Lazarus is deathly ill. Mary and Martha expect Jesus to turn around and hotfoot it back to Bethany. The disciples, on the other hand, seem to be concerned about all the angry folks with rocks waiting back over the horizon. Amazingly, Jesus doesn’t meet either of their expectations. First he waits, upsetting Mary and Martha. Then he returns, upsetting the disciples.
In all of this, I love Thomas’ response. Even though he was just as scared as everyone else about what would happen back in Bethany, he has a classic line. “Well…let’s go. We might as well die with him.” If you follow Jesus, you really don’t know where it will lead. He has this strange way of failing to meet our expectations, only to transcend them in the very next moment. And the only way we can follow him is like Thomas, scratching our heads, shaking our heads, and then following him come what may.

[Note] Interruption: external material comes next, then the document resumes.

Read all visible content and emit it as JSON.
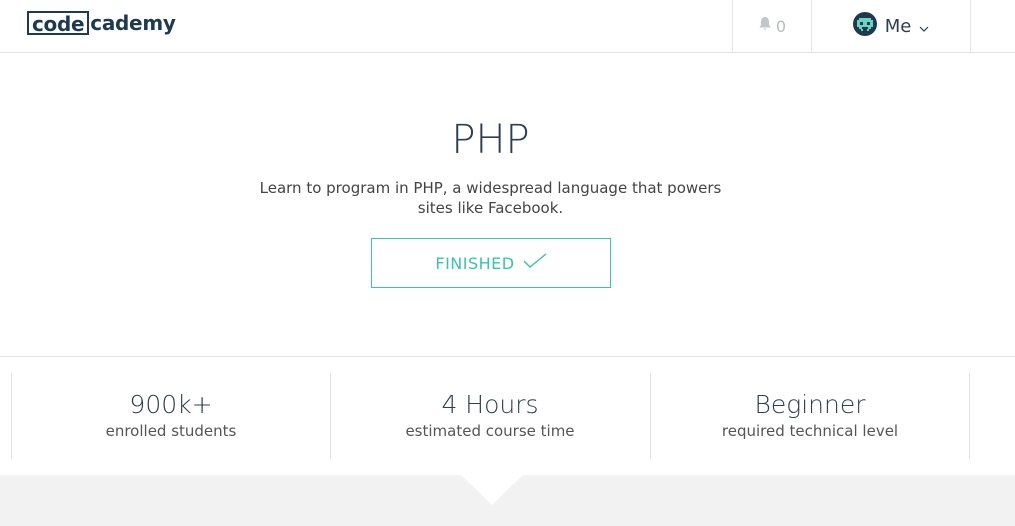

Sure, there will be times when we get tired. Thomas eventually got frustrated enough that he said, “How in the world are we supposed to follow you if we don’t know where you’re going?! (v. 14:5)” But Thomas was the one who loved Jesus so much that he just had to know Jesus had really risen.
I suspect Thomas’ advice to disciples would be this: just follow him. Don’t lag too far behind. Don’t worry too much about your questions. Don’t hold too tightly to your expectations. Just follow him. That’s enough. You’ll see.
4 thoughts on “A Few Thoughts on John 11:1-16”
You know, Matt… At this point in the Johanine narrative I wonder if Thomas’ desire to “die with him” isn’t a case of his not yet understanding where they were ultimately headed. In my mind I tend to link it to Peter’s lashing out at the armed cohort in the Garden with an overgrown pocket knife. It wasn’t that Peter (or Thomas) were cowards, it is more that at this point they were still attempting to dictate the terms of their discipleship. “I’m willing to go out fighting–but to be lead like a sheep to the slaughter…that is a whole different thing.”
What do you think?
Well in an ironic way he did see where they were headed! I just get this resigned sort of vibe from Thomas – sort of like Peter’s “where else would we go” from 6:68. So, I guess you might be right in linking them.
But in my little exploration here, Thomas really doesn’t know where he’s headed. If he’s thinking violent conflict, then he’s wrong. If he’s thinking immediate martyrdom, then he’s wrong. It’s about doggedly and determinedly following, holding loosely to expectations, no matter what.
So, I guess I don’t see too much conflict with our readings even if I have Thomas as sort of a resigned loser instead of your zealot. Whaddaya think?
Our boy Tom shows up at some interesting junctures in John…here in 11 of course, in 14 as you have mentioned, and as the infamous “doubter” in chapter 20.
I am interested in your generous reading of Thomas’ state of mind in the later account. I guess I have always read a certain aggressive belligerence into the “…I will not believe” of 20:25.
I imagine that this is what is shading my overall interpretation and the understanding that he was still wanting the whole scene to conform to his own expectations.
Now, as the doctoral student I expect you to be able to go all Schleiermacher on me and get inside of Thomas’ psyche so I can know him better than he knew himself… ;-))
Now, you know I’m not that kind of doctoral student. I can barely spell exegesis, let alone do it! Anyway, I know where you went to seminary, so I’ll let you get away with knowing the literary intent of the author of John. haha